● TASK
Keep each entry exactly as written when you repeat it, and skip the images.

::: INPUT FOR THIS TASK

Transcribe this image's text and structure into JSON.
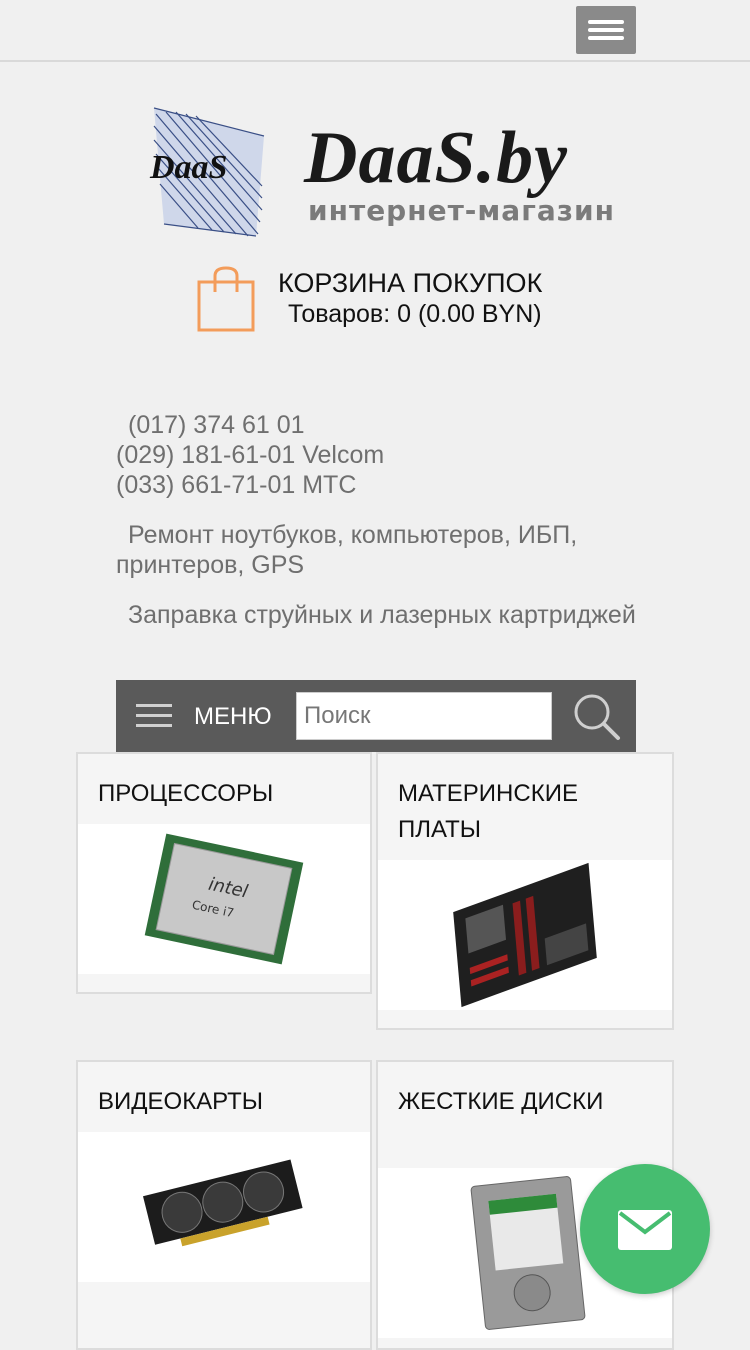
{
  "header": {
    "menu_icon": "hamburger-icon"
  },
  "logo": {
    "title": "DaaS.by",
    "subtitle": "интернет-магазин",
    "emblem_text": "DaaS"
  },
  "cart": {
    "icon": "shopping-bag-icon",
    "title": "КОРЗИНА ПОКУПОК",
    "summary": "Товаров: 0 (0.00 BYN)"
  },
  "contacts": {
    "phones": [
      "(017) 374 61 01",
      "(029) 181-61-01 Velcom",
      "(033) 661-71-01 МТС"
    ],
    "service_repair": "Ремонт ноутбуков, компьютеров, ИБП, принтеров, GPS",
    "service_refill": "Заправка струйных и лазерных картриджей"
  },
  "nav": {
    "menu_label": "МЕНЮ",
    "search_placeholder": "Поиск",
    "search_icon": "magnifier-icon"
  },
  "categories": [
    {
      "title": "ПРОЦЕССОРЫ",
      "image": "cpu-image"
    },
    {
      "title": "МАТЕРИНСКИЕ ПЛАТЫ",
      "image": "motherboard-image"
    },
    {
      "title": "ВИДЕОКАРТЫ",
      "image": "gpu-image"
    },
    {
      "title": "ЖЕСТКИЕ ДИСКИ",
      "image": "hdd-image"
    }
  ],
  "colors": {
    "accent_orange": "#f39c5a",
    "nav_bg": "#5a5a5a",
    "fab_green": "#46bd70"
  },
  "fab": {
    "icon": "mail-icon"
  }
}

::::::

● EXERCISE ANSWER
Transcribe this image's text and structure into JSON.
{
  "header": {
    "menu_icon": "hamburger-icon"
  },
  "logo": {
    "title": "DaaS.by",
    "subtitle": "интернет-магазин",
    "emblem_text": "DaaS"
  },
  "cart": {
    "icon": "shopping-bag-icon",
    "title": "КОРЗИНА ПОКУПОК",
    "summary": "Товаров: 0 (0.00 BYN)"
  },
  "contacts": {
    "phones": [
      "(017) 374 61 01",
      "(029) 181-61-01 Velcom",
      "(033) 661-71-01 МТС"
    ],
    "service_repair": "Ремонт ноутбуков, компьютеров, ИБП, принтеров, GPS",
    "service_refill": "Заправка струйных и лазерных картриджей"
  },
  "nav": {
    "menu_label": "МЕНЮ",
    "search_placeholder": "Поиск",
    "search_icon": "magnifier-icon"
  },
  "categories": [
    {
      "title": "ПРОЦЕССОРЫ",
      "image": "cpu-image"
    },
    {
      "title": "МАТЕРИНСКИЕ ПЛАТЫ",
      "image": "motherboard-image"
    },
    {
      "title": "ВИДЕОКАРТЫ",
      "image": "gpu-image"
    },
    {
      "title": "ЖЕСТКИЕ ДИСКИ",
      "image": "hdd-image"
    }
  ],
  "colors": {
    "accent_orange": "#f39c5a",
    "nav_bg": "#5a5a5a",
    "fab_green": "#46bd70"
  },
  "fab": {
    "icon": "mail-icon"
  }
}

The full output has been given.